Posted on June 23, 2008 1:53 PM by Admin

File this under just another kooky thing we get to do here sometimes. OK. Friday was a company holiday for us (Thank you Jim!!) so Thursday was effectively Friday. Excellent. On my way out the door, Gary – our Retail Sales Director – asked if I had a second to help with something he was working on. Sure, I wanted to begin my three-day weekend and all but listen, he had a tray of chocolate and some beer in his hand. My curiosity was piqued.

So, we headed back to the break room where we often do some of our product tastings internally. There were a couple other people there already waiting to assist in this project. Apparently, Gary was looking for tasters and flavor panel people to help him with beer and chocolate pairings. Yup, you read correctly. Beer and chocolate. Move over wine, there’s a new player at the table looking to shack up with chocolate. My curiosity was now beyond piqued. I was totally bought in but a little scared as to how this was going to work.

Well, I shouldn’t tell you what brand of beer we were working with (Wolaver’s and Otter Creek this time around) or the exact flavors as it’s still a “work in progress” but I can tell you I was totally and pleasantly surprised. I never would have put beer and chocolate together in a million years but there were some really tasty pairings. Sure, you can put a chocolate-covered salty nut with nearly any beer but we didn’t stop there. We went to truffles, we went to chocolate-covered fruit. We even went to spicy chocolate. And it was wonderful.

Where are we going with this? That I don’t know just yet but Gary just stopped by my desk to ask for more assistance with the beer and chocolate. Am I in? You bet I’m in. Next time you’re sitting around with some chocolate on your coffee table and some beer in your fridge, why not give it a go?! What’s the worst that can happen?

OK, OK, you already know about chocolate. You know what you like. You know what you don't like. But there's always room to learn more, isn't there? Well, I have the perfect opportunities for you to expand your knowledge and treat your tastebuds and guess what – they’re totally free. Yup, free.

Lake Champlain Chocolates will be hosting two Chocolate Tastings in June -  one in Stowe, VT as part of the Vermont Culinary Classic and one at our Waterbury, VT location.

Let me begin with the first one in Stowe. This event will take place Monday, June 16 at the Stowe Free Library beginning at 7:00 and will take folks on a journey from the cocoa tree to the chocolate bar - how cocoa beans grow, how they’re harvested, how they’re processed and how they become this wonderful treat we all crave. Afterwards, attendees will be treated to a flight of chocolate ranging in cocoa contents and learn the intimate details of each chocolate's profile. Imaging a wine tasting but with chocolate. Mmmm.

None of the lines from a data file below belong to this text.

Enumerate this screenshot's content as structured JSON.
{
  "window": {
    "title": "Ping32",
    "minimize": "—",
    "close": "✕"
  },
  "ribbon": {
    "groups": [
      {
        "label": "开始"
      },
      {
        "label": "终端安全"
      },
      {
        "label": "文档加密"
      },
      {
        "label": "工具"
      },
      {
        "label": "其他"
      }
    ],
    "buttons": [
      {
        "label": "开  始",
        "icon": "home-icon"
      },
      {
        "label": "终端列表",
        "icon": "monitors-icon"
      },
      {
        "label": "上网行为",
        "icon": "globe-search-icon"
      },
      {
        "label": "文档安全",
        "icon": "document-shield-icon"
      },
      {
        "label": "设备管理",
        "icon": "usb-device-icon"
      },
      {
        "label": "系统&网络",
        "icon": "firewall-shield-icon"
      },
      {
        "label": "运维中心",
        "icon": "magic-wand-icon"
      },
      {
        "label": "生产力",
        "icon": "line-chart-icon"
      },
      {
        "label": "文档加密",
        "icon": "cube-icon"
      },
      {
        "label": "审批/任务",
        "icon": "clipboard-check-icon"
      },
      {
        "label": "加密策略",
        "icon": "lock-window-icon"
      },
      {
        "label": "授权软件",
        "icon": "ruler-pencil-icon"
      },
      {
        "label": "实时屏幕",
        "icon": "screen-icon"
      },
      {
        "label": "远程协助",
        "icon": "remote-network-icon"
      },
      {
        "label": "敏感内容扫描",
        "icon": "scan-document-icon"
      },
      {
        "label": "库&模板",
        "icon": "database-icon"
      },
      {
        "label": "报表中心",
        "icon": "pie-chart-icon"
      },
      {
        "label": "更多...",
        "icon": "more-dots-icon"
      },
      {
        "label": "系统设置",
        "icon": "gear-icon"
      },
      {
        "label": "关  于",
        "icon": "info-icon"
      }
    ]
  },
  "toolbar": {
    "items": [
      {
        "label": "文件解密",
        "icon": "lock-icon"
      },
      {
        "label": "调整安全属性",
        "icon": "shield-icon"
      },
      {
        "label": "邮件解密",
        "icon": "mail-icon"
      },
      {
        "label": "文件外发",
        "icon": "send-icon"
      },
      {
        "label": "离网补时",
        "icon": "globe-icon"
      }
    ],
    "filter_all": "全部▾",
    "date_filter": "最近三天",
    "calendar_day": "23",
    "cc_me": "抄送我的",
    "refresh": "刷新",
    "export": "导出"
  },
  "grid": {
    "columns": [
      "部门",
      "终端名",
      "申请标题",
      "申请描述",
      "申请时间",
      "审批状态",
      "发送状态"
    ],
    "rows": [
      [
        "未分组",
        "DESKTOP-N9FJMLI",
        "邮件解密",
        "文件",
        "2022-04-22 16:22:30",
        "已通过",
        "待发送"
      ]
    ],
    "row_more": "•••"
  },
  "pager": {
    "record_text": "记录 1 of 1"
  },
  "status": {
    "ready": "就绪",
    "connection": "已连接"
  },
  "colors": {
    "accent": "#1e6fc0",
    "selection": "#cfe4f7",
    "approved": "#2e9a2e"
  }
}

The second tasting event in June takes place Saturday, June 21 from noon until 4pm at our retail location on Route 100 in Waterbury, VT where visitors will be treated to a sampling of chocolates including our Milk Chocolate, Milk Chocolate Triple Nut, Sao Thome 70% dark and our Tanzania 75% dark. While sampling, our staff will be on hand to answer questions about how our chocolates are made, what do these cocoa content percentages mean and any other chocolate question you might have. Sure, we don't have all the answers but honestly, who does?! 

So, consider this your official invite to either or both of these events. It's fun, it's educational, it's tasty, it's free and it's all ages. Phew! What more could you want?